Spotlight // Naive Thieves

Naive Thieves by Carlos Quinteros Jr

If you close your eyes and pick a song at random, it doesn’t matter where you land in the Naive Thieves musical arsenal, it’ll sound like a good time. It’ll make you want to move your shoulders up and down, and that quirky beat you can’t exactly describe? That’ll put a smile on your face.

Turns out, lead singer Cameron Thorne has just as hard a time putting into words the sound of the band he formed with Levi Audette in 2009.

“This question is always incredibly difficult to answer because the way that we think our music sounds is sometimes much different than how it is received,” he says, laughing. “But, I usually say something along the lines of tropical-inspired garage rock with a slight throwback 50’s vibe arranged into singable pop songs with the slightest jazz influence. That complicated enough?”

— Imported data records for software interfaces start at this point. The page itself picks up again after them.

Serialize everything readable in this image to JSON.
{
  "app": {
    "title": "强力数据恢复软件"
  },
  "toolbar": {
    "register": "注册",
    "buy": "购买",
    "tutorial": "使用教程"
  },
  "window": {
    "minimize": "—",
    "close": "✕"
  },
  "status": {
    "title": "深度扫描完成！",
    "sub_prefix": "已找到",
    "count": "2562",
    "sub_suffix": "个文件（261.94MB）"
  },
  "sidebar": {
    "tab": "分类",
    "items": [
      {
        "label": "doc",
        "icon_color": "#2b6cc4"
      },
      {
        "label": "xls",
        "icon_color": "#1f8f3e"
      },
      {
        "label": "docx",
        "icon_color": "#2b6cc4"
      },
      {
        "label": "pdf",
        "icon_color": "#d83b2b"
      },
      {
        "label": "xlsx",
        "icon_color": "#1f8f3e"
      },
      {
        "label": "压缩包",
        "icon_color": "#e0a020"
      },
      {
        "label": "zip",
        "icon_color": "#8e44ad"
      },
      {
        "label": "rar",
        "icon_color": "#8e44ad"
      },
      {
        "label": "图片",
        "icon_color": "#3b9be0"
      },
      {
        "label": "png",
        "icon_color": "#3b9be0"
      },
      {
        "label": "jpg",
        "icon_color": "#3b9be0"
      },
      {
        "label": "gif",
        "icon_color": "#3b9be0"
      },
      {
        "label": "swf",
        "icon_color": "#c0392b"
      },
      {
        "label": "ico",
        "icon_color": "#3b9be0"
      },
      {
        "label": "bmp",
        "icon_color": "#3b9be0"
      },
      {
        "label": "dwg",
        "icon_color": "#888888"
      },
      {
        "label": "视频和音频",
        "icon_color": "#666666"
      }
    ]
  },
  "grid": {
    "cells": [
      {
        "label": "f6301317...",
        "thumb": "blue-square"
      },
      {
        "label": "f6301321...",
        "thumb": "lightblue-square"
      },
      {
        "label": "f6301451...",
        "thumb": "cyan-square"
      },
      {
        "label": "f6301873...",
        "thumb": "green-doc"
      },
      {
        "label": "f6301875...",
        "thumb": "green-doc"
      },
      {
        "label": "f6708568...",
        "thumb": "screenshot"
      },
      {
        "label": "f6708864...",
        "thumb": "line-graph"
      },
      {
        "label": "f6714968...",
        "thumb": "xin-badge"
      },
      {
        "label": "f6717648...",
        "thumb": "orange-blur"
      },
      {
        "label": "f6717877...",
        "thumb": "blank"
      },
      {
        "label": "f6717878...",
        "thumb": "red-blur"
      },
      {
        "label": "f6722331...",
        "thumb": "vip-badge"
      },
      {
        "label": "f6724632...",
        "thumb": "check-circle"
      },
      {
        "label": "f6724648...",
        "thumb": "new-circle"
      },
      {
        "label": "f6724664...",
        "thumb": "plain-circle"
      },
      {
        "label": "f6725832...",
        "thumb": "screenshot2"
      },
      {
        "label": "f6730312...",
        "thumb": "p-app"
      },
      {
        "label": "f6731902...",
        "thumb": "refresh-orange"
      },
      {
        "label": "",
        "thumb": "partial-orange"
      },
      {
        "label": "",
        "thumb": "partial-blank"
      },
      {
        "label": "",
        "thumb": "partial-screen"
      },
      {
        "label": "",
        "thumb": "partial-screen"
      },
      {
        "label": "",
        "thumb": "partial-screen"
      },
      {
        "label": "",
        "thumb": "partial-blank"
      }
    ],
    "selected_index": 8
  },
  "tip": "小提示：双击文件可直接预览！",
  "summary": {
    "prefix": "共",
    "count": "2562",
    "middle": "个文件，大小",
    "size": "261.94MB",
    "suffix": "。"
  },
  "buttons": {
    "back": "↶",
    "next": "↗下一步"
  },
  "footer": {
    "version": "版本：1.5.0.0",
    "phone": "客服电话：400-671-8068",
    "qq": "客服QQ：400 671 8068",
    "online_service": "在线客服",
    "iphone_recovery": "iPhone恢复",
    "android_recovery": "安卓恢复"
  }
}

Whatever it is, it works, and along with bassist Kyle Garcia, the Riverside, California-based group is creating some seriously infectious music.

Naive Thieves by Carlos Quinteros Jr.
Naive Thieves by Carlos Quinteros Jr.

What would you say inspires and influences you guys?

Maybe this is a canned or cheesy answer, but I really believe our greatest influence is each other. I know that I couldn’t be making the music that Naive Thieves writes on my own—we all are dependent upon each other to establish the right balance that makes up who we are as a band. We have a really great musical as well as personal chemistry, which I think helps motivate us all to bring our best to the table.

Talk to me about the story of your latest album.

I don’t know if “Vámonos” is necessarily us telling a story as much as it is us creating a vibe. We were really careful with what songs we chose to put on the album to create a really pleasant listening experience, hopefully something that people would want to listen to as a collective body of work, and not just a few songs that they skip to.

The themes that we talk about on the record are universal though, stuff that our generation thinks and cares about. Love and love lost—that’s a no brainer—but also other things like insecurity and frustration with being marginalized, getting hung up, being stagnant. It’s all very personal at the same time, and I think it pretty perfectly sums up what we were all going through at the time we were writing these songs.

Where would you like to see Naive Thieves in, let’s say, five years from now?

I’ve given up on trying to predict the future of this band. No sob stories, but we’ve had a lot of missed opportunities and things that we pulled for that didn’t come to fruition. But we’re all optimistic guys. We believe in the music that we’re making, and I know that our fans are some of the best—we owe all that we’ve achieved so far to them.

So, honestly, five years from now, I say that Naive Thieves will still be working hard, trying to put our music in more and more people’s hands. That’s all we can ask for. Don’t get me wrong, it’s our dream to be much more successful than we currently are—let’s say, being able to make a living off music alone—but I know first hand how difficult it is to make it in the music industry. We’ll be okay if we’re only marginally bigger—we’re here for the music.

Thus far, what band accomplishment are you most proud of?

A few things come to mind. First of all, “Vámonos” was the first full-length effort that any of us have released in our collective 30-plus years of playing music live—previous bands we were in never lasted long enough to write a body of work. So to hold the vinyl version of our album in my hands was a pretty incredible feeling!

Also, on our first national tour opening for the Dear Hunter we had some pretty amazing shows. One in particular was at the Gramercy Theatre in Manhattan. It was all of our first time visiting New York, and the show ended up selling out. It was such a crazy feeling standing on stage with my best friends in front of a packed house, and having everyone be so kind and receptive to us, sounds lame, but it was seriously electric.

Photography byCarlos Quinteros Jr.

Words byBarbara Sueko McGuire